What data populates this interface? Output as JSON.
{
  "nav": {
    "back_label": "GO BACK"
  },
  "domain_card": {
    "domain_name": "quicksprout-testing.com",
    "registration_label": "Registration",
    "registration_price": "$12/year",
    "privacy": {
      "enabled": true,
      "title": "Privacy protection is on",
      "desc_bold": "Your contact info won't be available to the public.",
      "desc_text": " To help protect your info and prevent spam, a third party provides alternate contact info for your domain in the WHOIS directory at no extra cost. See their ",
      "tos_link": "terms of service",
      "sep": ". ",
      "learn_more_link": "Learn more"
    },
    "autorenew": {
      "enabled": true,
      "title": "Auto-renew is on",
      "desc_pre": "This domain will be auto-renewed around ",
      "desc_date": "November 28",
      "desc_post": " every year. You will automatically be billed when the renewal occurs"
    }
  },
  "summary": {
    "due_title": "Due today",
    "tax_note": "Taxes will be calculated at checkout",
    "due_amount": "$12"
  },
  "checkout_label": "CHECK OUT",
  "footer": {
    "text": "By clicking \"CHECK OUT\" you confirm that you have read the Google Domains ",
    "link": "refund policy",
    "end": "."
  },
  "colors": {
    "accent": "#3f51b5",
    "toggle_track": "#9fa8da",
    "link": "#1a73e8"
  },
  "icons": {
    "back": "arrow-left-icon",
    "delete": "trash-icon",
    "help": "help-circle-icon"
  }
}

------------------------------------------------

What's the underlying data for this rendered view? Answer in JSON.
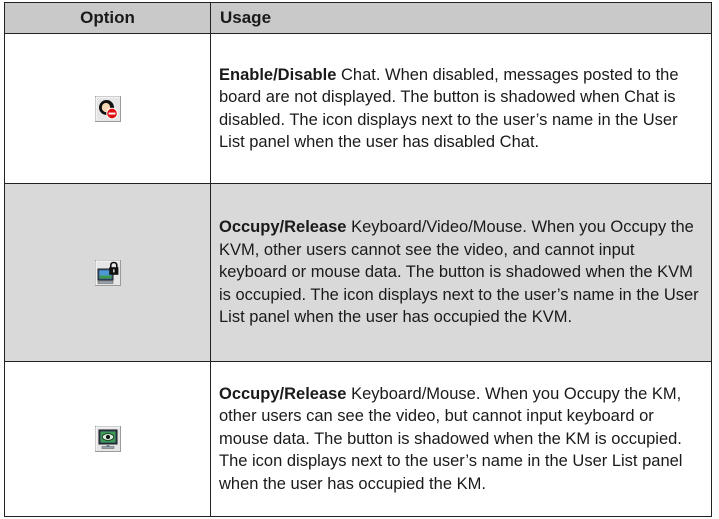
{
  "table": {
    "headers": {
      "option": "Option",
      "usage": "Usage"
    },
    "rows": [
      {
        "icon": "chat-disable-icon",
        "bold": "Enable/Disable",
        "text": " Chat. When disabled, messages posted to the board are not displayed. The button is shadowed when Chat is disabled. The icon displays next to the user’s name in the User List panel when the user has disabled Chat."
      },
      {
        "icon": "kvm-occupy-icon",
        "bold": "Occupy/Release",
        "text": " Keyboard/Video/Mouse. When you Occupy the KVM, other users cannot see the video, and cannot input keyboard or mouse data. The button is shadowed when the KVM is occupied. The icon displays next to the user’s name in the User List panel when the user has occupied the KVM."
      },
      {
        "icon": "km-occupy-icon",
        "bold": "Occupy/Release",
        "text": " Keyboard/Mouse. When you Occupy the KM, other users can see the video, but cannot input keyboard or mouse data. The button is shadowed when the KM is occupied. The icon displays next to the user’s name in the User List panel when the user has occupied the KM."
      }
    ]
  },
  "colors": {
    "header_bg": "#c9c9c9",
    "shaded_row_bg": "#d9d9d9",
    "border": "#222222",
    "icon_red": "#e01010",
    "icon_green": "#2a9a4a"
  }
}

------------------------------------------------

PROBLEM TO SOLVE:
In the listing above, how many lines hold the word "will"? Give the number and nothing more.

RESPONSE TO THE EXERCISE:
3